  3. In late breaking news the Biden administration has decided to picket the Chinese and Russian embassies. These embassies will be surrounded by loudspeakers and a computer program, developed by the Pentagon, will repeat on loop, America is number one. Experts and anonymous officials in the administration expect that both countries will buckle under this extreme pressure and eventually be brought to the negotiating table, likely returning the world to the rules based international order.


  4. None of this has been done because the Russians expect to finish up their business in Ukraine rather soon, and then to negotiate a gradual return to normality with the West.

    Fortunately such colossal confrontations as we are now witnessing come along once in several generations. Let us hope that this one will end sooner rather than later.

    I am not sure I agree, while I am well aware you have much more information to form your judgment on than I may ever.
    However, what you hope and support there is exactly the attitude that keeps the bullies bully the bullied, and in the case of “NATO” and Russia, it has.
    if some things, even most things, in the Ukraine get fixed, and then everything returns to “normal”, as you seem to wish, what, on a deep level, will have been fixed?

    Will they stop being able to call themselves, and their interests, and drives, the “international community”, “international consensus”, “international community values”?
    Will they stop being assured, oh so fully assured, that a different set of standards and rules applies to them than to anyone else in the globe?
    Will their inner urge to dictate, establish, shape, decide, set, determine, anything that anyone does in any corner of the world subside?
    Will their ability to issue dollars without limits, without any of the penalties that anyone else issuing their own currency likewise would immediately run into, and with all the inavoidable outcomes that leads to in terms or power, military and of any other kind (even the power to, for example, have FIFA and UEFA and other “sports federations” ban a country from their competitions has its roots in the ability to issue dollars without limits) end?

    The “normal” is precisely all of that, going on, forever.
    Perhaps you see it as the best among what can realistically come to pass — even if that were the case, I’ll excuse myself for my inability to feel any enthusiasm at the prospect —.


    1. By the way, wouldn’t it be about time social platforms like YouTube were given an internationally-appealing, internationally-accessible alternative from the East, even from Russia, and that people critical of the system of power of which YouTube, and other Internet social platform like YouTube, are part, stopped publishing their content on those platforms (while hoping they’ll be so kind not to ban them and their channels yet)?


  5. The American stock market is discounting a Ukrainian victory/Russian Pyrrhic victory.

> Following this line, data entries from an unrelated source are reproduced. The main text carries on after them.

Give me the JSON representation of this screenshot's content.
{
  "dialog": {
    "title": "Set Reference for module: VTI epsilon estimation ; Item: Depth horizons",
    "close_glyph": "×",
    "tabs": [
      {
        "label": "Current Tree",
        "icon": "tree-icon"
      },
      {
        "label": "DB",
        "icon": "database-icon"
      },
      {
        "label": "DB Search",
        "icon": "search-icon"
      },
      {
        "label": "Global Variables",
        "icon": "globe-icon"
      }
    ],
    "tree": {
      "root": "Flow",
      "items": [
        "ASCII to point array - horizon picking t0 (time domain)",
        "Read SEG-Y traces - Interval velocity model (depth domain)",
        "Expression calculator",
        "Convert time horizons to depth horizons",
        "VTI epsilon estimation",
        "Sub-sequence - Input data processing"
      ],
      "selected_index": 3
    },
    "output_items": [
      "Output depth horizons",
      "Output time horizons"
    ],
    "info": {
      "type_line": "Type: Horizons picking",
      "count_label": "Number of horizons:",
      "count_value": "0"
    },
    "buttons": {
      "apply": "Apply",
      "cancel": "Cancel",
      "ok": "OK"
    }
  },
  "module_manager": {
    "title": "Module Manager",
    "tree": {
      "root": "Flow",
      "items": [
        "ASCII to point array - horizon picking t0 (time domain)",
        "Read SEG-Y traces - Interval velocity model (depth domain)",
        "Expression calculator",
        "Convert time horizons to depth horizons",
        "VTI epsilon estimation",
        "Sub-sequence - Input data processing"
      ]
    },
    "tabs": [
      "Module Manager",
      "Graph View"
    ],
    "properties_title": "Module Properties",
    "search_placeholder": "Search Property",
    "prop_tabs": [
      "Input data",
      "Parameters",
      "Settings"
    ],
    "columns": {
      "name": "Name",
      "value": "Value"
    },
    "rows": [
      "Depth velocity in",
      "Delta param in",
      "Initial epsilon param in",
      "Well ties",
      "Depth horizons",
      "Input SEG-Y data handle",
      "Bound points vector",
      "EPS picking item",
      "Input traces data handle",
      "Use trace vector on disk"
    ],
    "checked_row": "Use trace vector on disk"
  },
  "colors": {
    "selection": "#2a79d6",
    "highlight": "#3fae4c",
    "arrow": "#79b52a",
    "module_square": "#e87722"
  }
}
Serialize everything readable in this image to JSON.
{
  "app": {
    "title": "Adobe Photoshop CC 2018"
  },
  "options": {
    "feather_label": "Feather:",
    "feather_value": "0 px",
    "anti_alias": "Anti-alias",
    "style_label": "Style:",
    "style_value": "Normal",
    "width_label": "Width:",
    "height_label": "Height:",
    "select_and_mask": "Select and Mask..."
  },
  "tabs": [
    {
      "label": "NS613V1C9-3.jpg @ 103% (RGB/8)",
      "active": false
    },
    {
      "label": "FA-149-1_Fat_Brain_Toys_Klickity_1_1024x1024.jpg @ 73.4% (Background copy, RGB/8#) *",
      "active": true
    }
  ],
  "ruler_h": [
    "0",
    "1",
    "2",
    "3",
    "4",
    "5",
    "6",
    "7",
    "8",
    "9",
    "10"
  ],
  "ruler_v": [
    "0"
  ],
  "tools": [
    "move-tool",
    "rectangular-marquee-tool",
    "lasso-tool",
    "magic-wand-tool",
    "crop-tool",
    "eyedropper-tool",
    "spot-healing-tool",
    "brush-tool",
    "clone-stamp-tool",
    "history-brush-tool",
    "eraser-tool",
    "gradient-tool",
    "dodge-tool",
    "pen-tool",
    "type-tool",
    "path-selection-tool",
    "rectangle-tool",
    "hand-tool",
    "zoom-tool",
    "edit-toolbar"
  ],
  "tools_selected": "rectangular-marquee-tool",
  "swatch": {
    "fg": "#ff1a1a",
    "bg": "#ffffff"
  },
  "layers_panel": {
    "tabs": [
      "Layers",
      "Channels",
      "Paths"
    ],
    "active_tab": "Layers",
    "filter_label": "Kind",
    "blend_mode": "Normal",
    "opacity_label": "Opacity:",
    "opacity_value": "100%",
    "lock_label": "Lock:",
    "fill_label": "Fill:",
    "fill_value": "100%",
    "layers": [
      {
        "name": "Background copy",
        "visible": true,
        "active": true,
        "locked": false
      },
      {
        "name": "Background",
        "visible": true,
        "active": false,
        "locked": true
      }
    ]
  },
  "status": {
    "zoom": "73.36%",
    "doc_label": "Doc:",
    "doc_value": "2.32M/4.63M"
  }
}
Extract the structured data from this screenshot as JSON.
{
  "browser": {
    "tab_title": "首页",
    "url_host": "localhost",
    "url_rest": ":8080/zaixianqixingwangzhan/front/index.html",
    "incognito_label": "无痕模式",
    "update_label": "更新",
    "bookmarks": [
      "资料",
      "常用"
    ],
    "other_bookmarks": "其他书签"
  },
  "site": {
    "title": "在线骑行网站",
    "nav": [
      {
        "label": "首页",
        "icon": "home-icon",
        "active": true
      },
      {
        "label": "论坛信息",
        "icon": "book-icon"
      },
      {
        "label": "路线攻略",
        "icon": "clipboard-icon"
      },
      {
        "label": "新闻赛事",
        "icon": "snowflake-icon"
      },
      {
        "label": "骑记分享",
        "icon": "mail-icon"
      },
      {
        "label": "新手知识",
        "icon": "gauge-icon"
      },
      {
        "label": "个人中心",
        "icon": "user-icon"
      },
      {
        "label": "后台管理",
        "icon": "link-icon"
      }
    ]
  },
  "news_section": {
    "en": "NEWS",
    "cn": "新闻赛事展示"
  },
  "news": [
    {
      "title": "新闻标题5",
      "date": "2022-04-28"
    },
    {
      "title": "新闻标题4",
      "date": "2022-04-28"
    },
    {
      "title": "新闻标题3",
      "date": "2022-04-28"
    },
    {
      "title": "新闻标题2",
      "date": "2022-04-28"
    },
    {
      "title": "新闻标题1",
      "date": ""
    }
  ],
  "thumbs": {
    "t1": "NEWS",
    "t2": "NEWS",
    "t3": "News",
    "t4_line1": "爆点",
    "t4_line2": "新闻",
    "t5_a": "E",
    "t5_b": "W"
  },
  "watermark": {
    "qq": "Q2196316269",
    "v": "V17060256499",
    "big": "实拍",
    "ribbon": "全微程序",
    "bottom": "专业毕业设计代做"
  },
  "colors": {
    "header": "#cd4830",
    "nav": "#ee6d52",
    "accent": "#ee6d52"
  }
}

Sanctions have worked: Russia crippled except in her capacity to export oil. Call it the the triumph of the iPhone, which will no longer be sold in Russia. At a cost of blood and treasure, Russia is tilting at windmills in Ukraine. Certainly, the first commentor supports this view and feels free to insult anyone who doesn’t. Emphasis free, as in The Land of the Free.


Comments are closed.